Among Americans who have heard a great deal about the standards, just 33 percent support the standards while 59 percent oppose them, the annual PDK/Gallup Poll of the Public's Attitudes Toward the Public Schools reveals.
Democrats are much more likely to support Common Core. A majority of those who have heard a great deal about the standards (53 percent) favor them, while only 38 percent oppose them. On the Republican side, however, just 17 percent support the standards while more than three quarters of respondents (76 percent) oppose them. Independents tend toward disliking the standards, with 34 percent favoring them and 60 percent opposing them.
A broader April Gallup survey of public school parents who had heard at least a little about the standards found that just over half, or 52 percent of respondents, were somewhat or very positive about them. The newer, more specific poll found that only about one in three public school parents favor having their kids' teachers be guided by the Common Core standards.
The most common reason parents gave for opposing the standards was a belief that they will limit teachers' flexibility to offer instruction on what they think is best, a view shared by 65 percent of respondents. The next most common reasons were that teachers in the community oppose the standards (51 percent) the fact that they were initiated by the federal government (40 percent) and the belief that it would result in a national curriculum and national tests (38 percent).
On the other hand, 73 percent of supporters say that they support Common Core because they will help students learn more regardless of where they attend school. They also say the standards will result in tests that help the parents better understand what their kids are learning (53 percent), are more challenging than previous standards (42 percent) and they are supported by teachers in their communities (40 percent).
Meanwhile, the new poll finds that awareness of the new reading and math standards is widespread, with eight in 10 Americans reporting they have heard at least a little about Common Core.

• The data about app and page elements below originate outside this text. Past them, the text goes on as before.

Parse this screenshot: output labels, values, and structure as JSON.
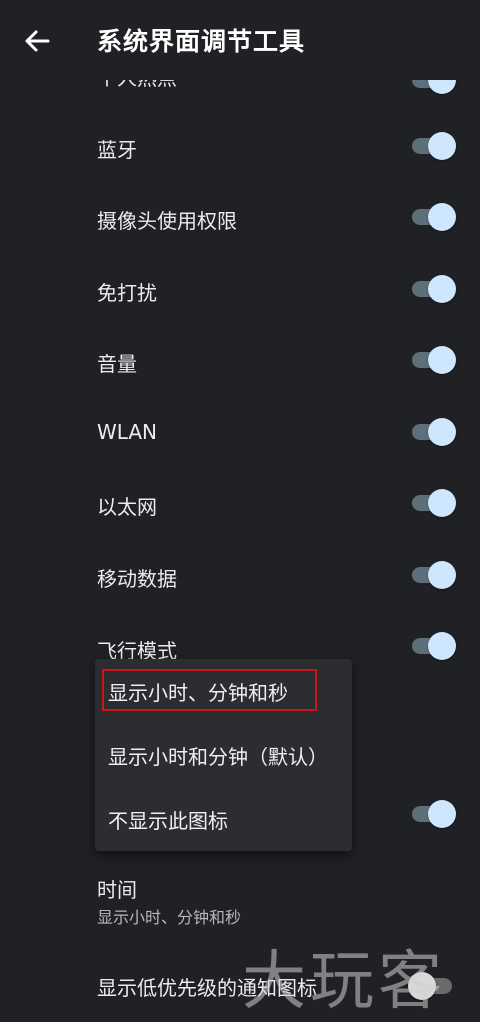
{
  "header": {
    "title": "系统界面调节工具",
    "back_icon": "arrow-left-icon"
  },
  "settings": {
    "items": [
      {
        "label": "个人热点",
        "on": true
      },
      {
        "label": "蓝牙",
        "on": true
      },
      {
        "label": "摄像头使用权限",
        "on": true
      },
      {
        "label": "免打扰",
        "on": true
      },
      {
        "label": "音量",
        "on": true
      },
      {
        "label": "WLAN",
        "on": true
      },
      {
        "label": "以太网",
        "on": true
      },
      {
        "label": "移动数据",
        "on": true
      },
      {
        "label": "飞行模式",
        "on": true
      }
    ],
    "hidden_row_on": true,
    "time": {
      "label": "时间",
      "summary": "显示小时、分钟和秒"
    },
    "low_priority": {
      "label": "显示低优先级的通知图标",
      "on": false
    }
  },
  "popup": {
    "options": [
      "显示小时、分钟和秒",
      "显示小时和分钟（默认）",
      "不显示此图标"
    ],
    "highlighted_index": 0
  },
  "colors": {
    "background": "#1f2124",
    "accent_thumb": "#cfe6ff",
    "highlight": "#d0141b"
  },
  "watermark": "大玩客"
}
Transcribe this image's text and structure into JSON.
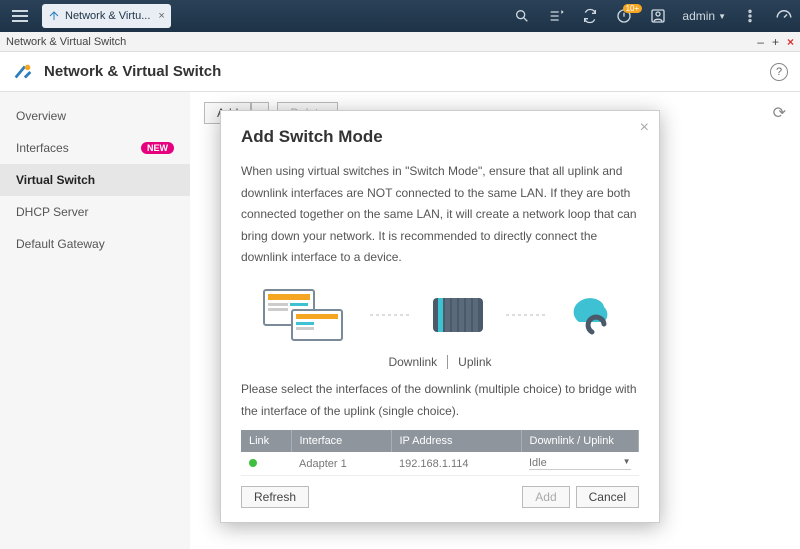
{
  "sysbar": {
    "apptab_title": "Network & Virtu...",
    "notif_badge": "10+",
    "username": "admin"
  },
  "window": {
    "title": "Network & Virtual Switch"
  },
  "appheader": {
    "title": "Network & Virtual Switch"
  },
  "sidebar": {
    "items": [
      {
        "label": "Overview"
      },
      {
        "label": "Interfaces",
        "badge": "NEW"
      },
      {
        "label": "Virtual Switch"
      },
      {
        "label": "DHCP Server"
      },
      {
        "label": "Default Gateway"
      }
    ]
  },
  "toolbar": {
    "add": "Add",
    "delete": "Delete"
  },
  "modal": {
    "title": "Add Switch Mode",
    "intro": "When using virtual switches in \"Switch Mode\", ensure that all uplink and downlink interfaces are NOT connected to the same LAN. If they are both connected together on the same LAN, it will create a network loop that can bring down your network. It is recommended to directly connect the downlink interface to a device.",
    "downlink": "Downlink",
    "uplink": "Uplink",
    "instr": "Please select the interfaces of the downlink (multiple choice) to bridge with the interface of the uplink (single choice).",
    "headers": {
      "link": "Link",
      "interface": "Interface",
      "ip": "IP Address",
      "du": "Downlink / Uplink"
    },
    "row": {
      "interface": "Adapter 1",
      "ip": "192.168.1.114",
      "du": "Idle"
    },
    "buttons": {
      "refresh": "Refresh",
      "add": "Add",
      "cancel": "Cancel"
    }
  }
}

Roughly a third (34 percent) have heard only a little, and 17 percent say they have heard a great deal.
Education remains one of the areas where Americans largely oppose federal involvement in the local school system, with 56 percent of parents saying that the local school board should have the greatest influence in what is being taught.
Just 15 percent say the federal government should have the greatest influence in deciding, and 28 percent giving preference to the state government.
The Common Core standards were developed by the states and they are backed by President Obama and Education Secretary Arne Duncan. The federal government is also giving $360 million to the group of states writing the new tests based around the standards.
Opposition to the standards has become a rallying point for many Republican politicians. Gov. Bobby Jindal, R-Louisiana, has been one of the fiercest opponents, despite his early support for the standards, attempting to halt implementation of Common Core in his state. In June, he issued an executive order withdrawing Louisiana from the group of states that were crafting new standardized tests based on the standards, only to find the move publicly rejected by the state superintendant of education. Jindal argued that Louisiana's involvement in the testing consortium violates state procurement laws.
A judge rejected that argument Tuesday, arguing that Jindal's actions had created confusion and uncertainty and that he had failed to prove a violation of state law.